Blackmon reached his third All-Star Game this week and has emerged as one of the game’s best hitters, particularly in the last three seasons. In 2017, he led the National League in hits, runs, triples, batting, and total bases. Since the start of 2016, Blackmon leads all outfielders in hits, runs, triples, and total bases. Among that positional cohort, he trails only Mike Trout and Mookie Betts in offensive WAR (wins above replacement), which is a measure of a player’s overall hitting contributions.
Super hero day at the gym. #BatmanIsMyJam

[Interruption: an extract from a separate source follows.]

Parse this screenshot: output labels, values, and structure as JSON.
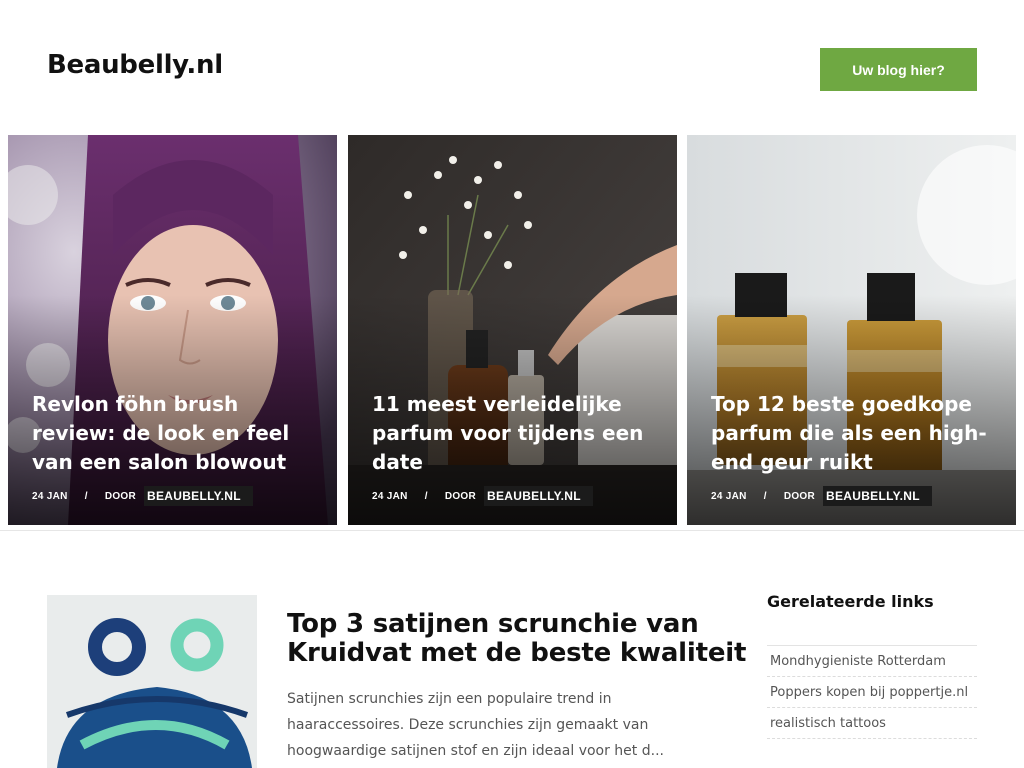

As important as his hitting ability is Blackmon’s durability. He has averaged 153 games over the past four full seasons. His 704 games since the start of 2014 are 27 more than anyone else on the Rockies. And Colorado plays half its season at altitude, where soft-tissue injuries are more prevalent.
“I’ve seen it from firsthand experience, but it also makes sense—you’re at elevation for extended periods of time,” Blackmon said. “There’s eight or 10 percent less oxygen, which means that, over the course of the day, you’re recovering eight or 10 percent less than someone at sea level. Extrapolate that out over a six-month season, and it’s no surprise that it’s hard to stay healthy at Coors Field.”

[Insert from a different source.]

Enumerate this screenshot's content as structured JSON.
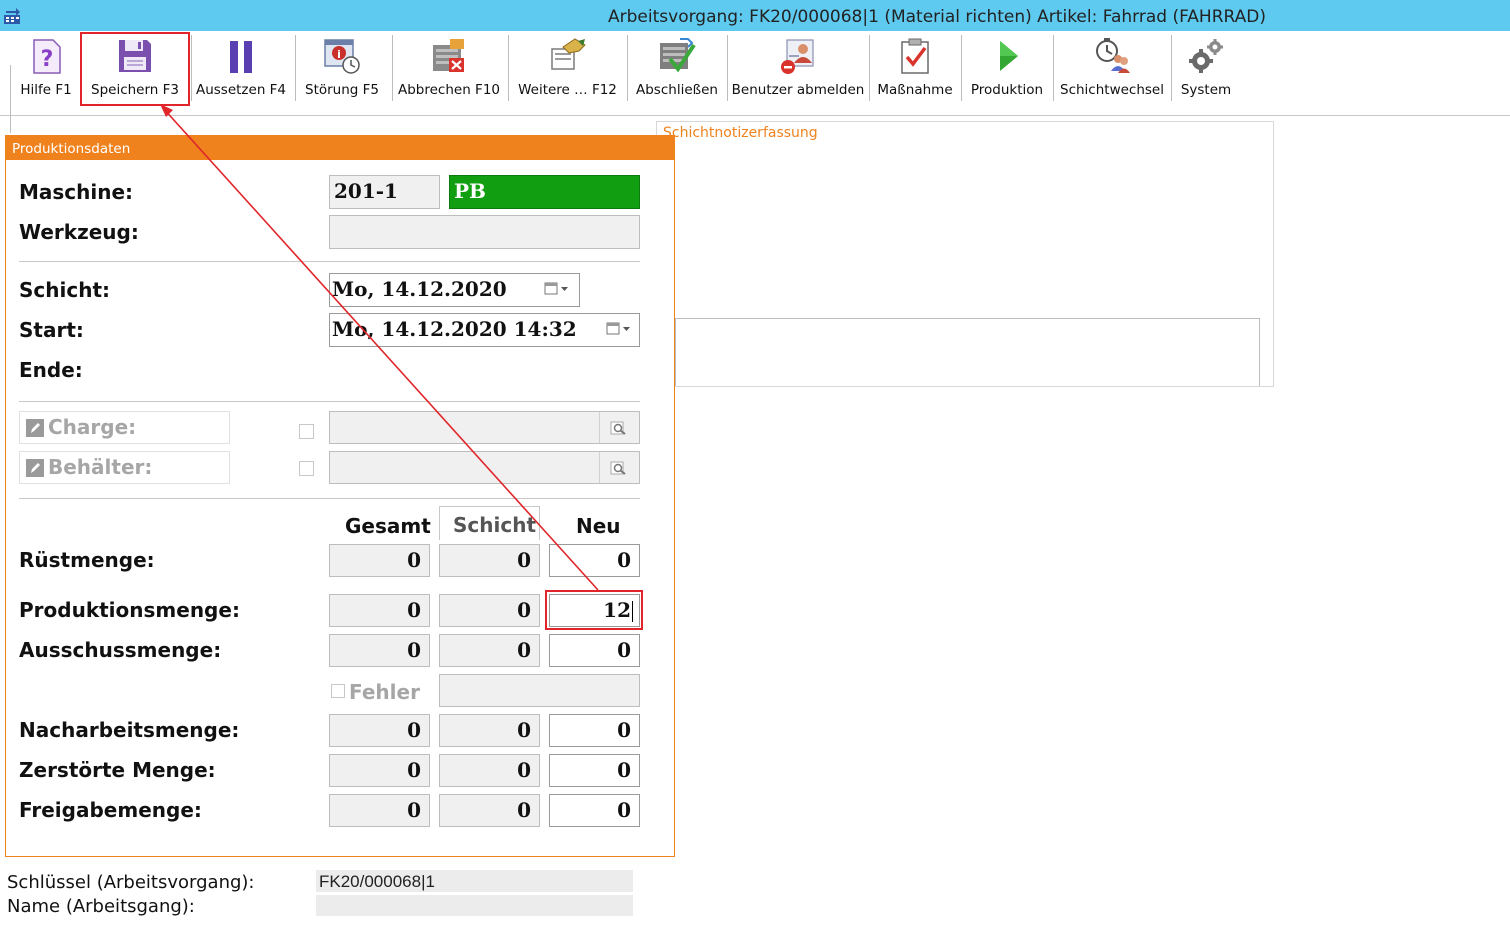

The Rockies use Sparta Science force plates for periodic assessments of how a player’s legs generate force against the ground while jumping or running. Blackmon praised that analysis for its ability to predict injury risks, which players can use to adjust their training. Berenger said he plans to incorporate force plate testing and 1080 Sprint at nearby Kennesaw State. 1080 Sprint measures movement speed and force through a tether attached to an athlete and can evaluate stride length and checks for movement asymmetries. Berenger said he might also use Hale Sports, an analytics platform that uses AI to examine genetic, biochemical, and physiological biomarkers.
Before accepting a six-year, $108-million contract extension last year, Blackmon sat down and worked through the math of various scenarios of what he might be offered a year later in free agency. But with the explosion of training data and the increasingly advanced diagnostic tests, even Blackmon can’t always keep up.
“I feel like I’m pretty analytical,” he said, “but some of that stuff is over my head, and it helps to have a good trainer.”